Family visits can often be loaded – fortunately with my sister & co. they never have been – but I know the individual space will make for a more peaceful visit all round.  Tooth-brushing parties will persist.

Do You Want a Garage or a Livable Unit?

Written by a man:

With space in the Bay Area at a premium, we are all faced with some potentially difficult choices as to what gets to stay and what gets voted off the island.

This can be even more difficult if you have an active family with ‘gear’. It’s inevitable if you live and play in the Bay Area that you not only need piles of layers for our changing weather but also those more dedicated items like winter wear for Tahoe, the obligatory paddle board or kayak for romps at Crown Beach, a pile of bikes, scooters and wagons, the list can go on and on.

This doesn’t even take into account the earthquake kit, lawn tools, Halloween, and other holiday decorations (yes, we know who you are!). Though if you live on Christmas Tree Lane then you probably have already rented a warehouse so maybe this conundrum doesn’t apply to you.

“Yes!”, you say. “I know, I really should get rid of some of this stuff.”

But let’s face it, some of this stuff needs to stay. Building a tiny home in your backyard may mean that you need to remove that often dilapidated garage/shed thing that is already there.
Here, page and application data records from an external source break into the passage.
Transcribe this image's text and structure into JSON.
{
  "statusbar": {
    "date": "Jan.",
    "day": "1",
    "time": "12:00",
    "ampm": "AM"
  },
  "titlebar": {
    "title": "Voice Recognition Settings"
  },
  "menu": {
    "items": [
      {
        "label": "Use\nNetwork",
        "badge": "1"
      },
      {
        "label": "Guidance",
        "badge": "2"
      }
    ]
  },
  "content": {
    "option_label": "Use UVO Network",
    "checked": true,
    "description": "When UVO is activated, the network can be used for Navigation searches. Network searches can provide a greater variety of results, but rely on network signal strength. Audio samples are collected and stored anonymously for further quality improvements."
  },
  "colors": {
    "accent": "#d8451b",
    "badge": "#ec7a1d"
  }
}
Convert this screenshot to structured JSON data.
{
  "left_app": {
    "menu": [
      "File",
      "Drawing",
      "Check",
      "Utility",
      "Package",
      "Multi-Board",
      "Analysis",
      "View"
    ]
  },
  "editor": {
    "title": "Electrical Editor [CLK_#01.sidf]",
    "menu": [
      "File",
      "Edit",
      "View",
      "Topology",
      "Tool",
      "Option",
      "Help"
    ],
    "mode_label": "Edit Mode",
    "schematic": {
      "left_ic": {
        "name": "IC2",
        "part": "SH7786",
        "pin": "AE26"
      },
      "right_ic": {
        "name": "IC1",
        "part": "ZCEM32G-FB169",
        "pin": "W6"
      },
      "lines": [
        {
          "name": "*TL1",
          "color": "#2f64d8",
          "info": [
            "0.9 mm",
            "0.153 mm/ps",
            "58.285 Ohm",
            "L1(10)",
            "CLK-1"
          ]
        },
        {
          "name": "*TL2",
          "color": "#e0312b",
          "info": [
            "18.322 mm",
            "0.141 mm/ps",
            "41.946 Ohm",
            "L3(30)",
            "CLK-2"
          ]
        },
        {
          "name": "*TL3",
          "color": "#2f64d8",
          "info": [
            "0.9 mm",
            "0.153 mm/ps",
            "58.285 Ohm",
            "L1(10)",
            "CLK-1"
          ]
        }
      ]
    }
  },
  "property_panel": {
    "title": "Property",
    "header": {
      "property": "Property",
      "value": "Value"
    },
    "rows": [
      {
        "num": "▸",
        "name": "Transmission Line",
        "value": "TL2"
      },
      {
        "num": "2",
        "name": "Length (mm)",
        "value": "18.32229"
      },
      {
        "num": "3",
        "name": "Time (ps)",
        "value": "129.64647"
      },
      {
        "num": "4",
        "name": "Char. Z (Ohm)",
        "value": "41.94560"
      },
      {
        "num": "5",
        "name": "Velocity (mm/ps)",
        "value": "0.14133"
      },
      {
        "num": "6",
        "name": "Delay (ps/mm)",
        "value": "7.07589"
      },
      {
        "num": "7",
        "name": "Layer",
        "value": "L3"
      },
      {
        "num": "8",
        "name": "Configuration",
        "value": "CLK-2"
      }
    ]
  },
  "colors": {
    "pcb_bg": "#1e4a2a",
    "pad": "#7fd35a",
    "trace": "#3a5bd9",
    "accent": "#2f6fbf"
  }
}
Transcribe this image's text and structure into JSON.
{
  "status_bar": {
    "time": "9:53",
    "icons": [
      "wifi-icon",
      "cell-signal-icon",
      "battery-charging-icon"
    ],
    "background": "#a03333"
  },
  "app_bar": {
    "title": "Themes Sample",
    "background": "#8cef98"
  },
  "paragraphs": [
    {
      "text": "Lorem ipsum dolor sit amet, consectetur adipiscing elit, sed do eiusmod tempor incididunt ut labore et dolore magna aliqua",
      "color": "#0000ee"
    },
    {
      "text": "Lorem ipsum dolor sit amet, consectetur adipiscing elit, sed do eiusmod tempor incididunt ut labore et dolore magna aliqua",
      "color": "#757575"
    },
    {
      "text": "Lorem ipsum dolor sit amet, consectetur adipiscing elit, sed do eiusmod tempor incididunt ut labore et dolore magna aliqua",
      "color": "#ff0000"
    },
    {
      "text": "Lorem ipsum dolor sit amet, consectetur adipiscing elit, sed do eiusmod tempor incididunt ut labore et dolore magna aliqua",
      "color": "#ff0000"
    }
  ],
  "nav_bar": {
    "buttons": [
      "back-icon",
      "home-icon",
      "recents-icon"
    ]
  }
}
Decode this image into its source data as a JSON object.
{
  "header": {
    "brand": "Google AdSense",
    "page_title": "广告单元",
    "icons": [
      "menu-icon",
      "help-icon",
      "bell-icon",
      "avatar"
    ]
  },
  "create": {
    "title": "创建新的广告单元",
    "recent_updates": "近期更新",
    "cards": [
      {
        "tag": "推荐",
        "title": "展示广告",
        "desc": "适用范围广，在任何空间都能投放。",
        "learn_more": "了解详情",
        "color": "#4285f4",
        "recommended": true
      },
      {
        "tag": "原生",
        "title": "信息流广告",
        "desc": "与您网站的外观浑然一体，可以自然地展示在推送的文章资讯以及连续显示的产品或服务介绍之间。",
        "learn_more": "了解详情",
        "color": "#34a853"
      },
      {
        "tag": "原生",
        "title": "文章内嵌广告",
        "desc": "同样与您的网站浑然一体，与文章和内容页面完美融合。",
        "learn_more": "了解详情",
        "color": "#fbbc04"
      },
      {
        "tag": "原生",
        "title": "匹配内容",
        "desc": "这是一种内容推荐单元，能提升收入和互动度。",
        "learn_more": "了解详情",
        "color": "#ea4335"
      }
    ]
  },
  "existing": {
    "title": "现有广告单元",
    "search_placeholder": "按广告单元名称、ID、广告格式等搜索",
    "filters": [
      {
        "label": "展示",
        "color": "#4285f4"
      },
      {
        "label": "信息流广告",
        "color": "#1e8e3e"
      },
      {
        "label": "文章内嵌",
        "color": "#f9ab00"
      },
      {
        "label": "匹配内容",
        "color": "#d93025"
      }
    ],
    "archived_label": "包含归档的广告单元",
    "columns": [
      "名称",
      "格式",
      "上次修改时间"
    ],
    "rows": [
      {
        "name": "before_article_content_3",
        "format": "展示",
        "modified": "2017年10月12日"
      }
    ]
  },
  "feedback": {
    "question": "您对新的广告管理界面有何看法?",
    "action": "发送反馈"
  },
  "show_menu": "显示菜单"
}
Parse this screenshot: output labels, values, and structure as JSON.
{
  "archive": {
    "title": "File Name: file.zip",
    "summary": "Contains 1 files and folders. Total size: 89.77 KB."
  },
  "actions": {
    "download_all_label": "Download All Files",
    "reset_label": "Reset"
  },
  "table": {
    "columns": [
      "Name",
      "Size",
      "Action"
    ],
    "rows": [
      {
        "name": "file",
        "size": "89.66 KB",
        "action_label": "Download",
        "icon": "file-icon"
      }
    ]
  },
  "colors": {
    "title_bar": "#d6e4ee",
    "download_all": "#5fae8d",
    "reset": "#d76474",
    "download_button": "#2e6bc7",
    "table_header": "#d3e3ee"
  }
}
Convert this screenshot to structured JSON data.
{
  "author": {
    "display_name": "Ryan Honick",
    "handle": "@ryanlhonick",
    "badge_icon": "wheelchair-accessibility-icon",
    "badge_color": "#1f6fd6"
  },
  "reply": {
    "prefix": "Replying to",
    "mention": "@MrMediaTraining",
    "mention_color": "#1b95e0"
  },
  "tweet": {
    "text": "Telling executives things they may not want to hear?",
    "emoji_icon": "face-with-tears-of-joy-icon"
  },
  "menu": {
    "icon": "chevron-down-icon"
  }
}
Yes, it may be a little worse for the wear since it was first put together sometime around WWII but it is undeniably useful in keeping the stuff of Bay Area living out of sight.

Alameda Tiny Homes ADU Builder

A big part of taking the plunge to tear down your shed and build a more versatile tiny home is about taking apart our priorities and putting them back together in a more purposeful way.

Even if you can’t bring yourself to offload your worldly goods to Goodwill, do not fear- there are amazing things that can be done through organizing! Ask anyone who has ever lived on boat. If everything has a place and everything is in its place, clutter can be kept under control even in tight spaces.

For my money, deciding to get my inventory under control and organized and stored in manageable ways is a worthwhile proposition not only because it opens the door to a better backyard structure.

A small but liveable space, also known as an accessory dwelling unit (ADU), even one where the closet is well stocked, is so much better than a ramshackle shed or tired old garage.

ADU Home Decor Made Easy

Think pieces that can serve multi purpose – a table that can function both as a desk and a dining table, a deep sofa that can double as a guest bed, or an ottoman that can be both a coffee table and bonus seats when guests are over.

Built-ins, storage nooks, and furniture tailored to your exact needs can utilize every available sliver of space.

Buy bigger but fewer furniture. It may seem counter-intuitive, but outfitting a small space with just a few large-scale pieces (rather than a mishmash of pint-size furniture) can actually make it feel grand.

Remember to edit. You don’t have to display everything and certainly “Don’t fill every inch!” After all, nothing makes a room feel smaller than clutter.

The City of Alameda Wants You to Have a Backyard Cottage (ADU)!

On September 27, 2016, Governor Brown signed three bills into law (AB 2299, SB 1069, and AB 2406), which modify State regulations related to accessory dwelling units (ADUs) in Government Code Section 65852.2.

On April 10, 2017, the City of Alameda Planning Board held a study session to discuss proposed amendments to the Alameda Municipal Code (AMC) to bring the zoning ordinance into compliance with the new State laws.

In May of 2017, the Planning Board met again to discuss and finalize the amendments to the City of Alameda Zoning Ordinance (AMC Chapter 30), which now make it possible for Alameda to enjoy the benefits of backyard cottages and tiny homes.

In short, these new regulations make it easier than ever to increase the the useable living space of your home, add value to your property, and create a viable housing opportunity for family, friends, or tenants- all while maintaining the unique neighborhood feel of Alameda that we love. Permitting and building accessory dwelling units, also know as ADUs in Alameda is our specialty.

This City of Alameda ADU checklist will help us determine if your property is a viable candidate for an Alameda Tiny Home.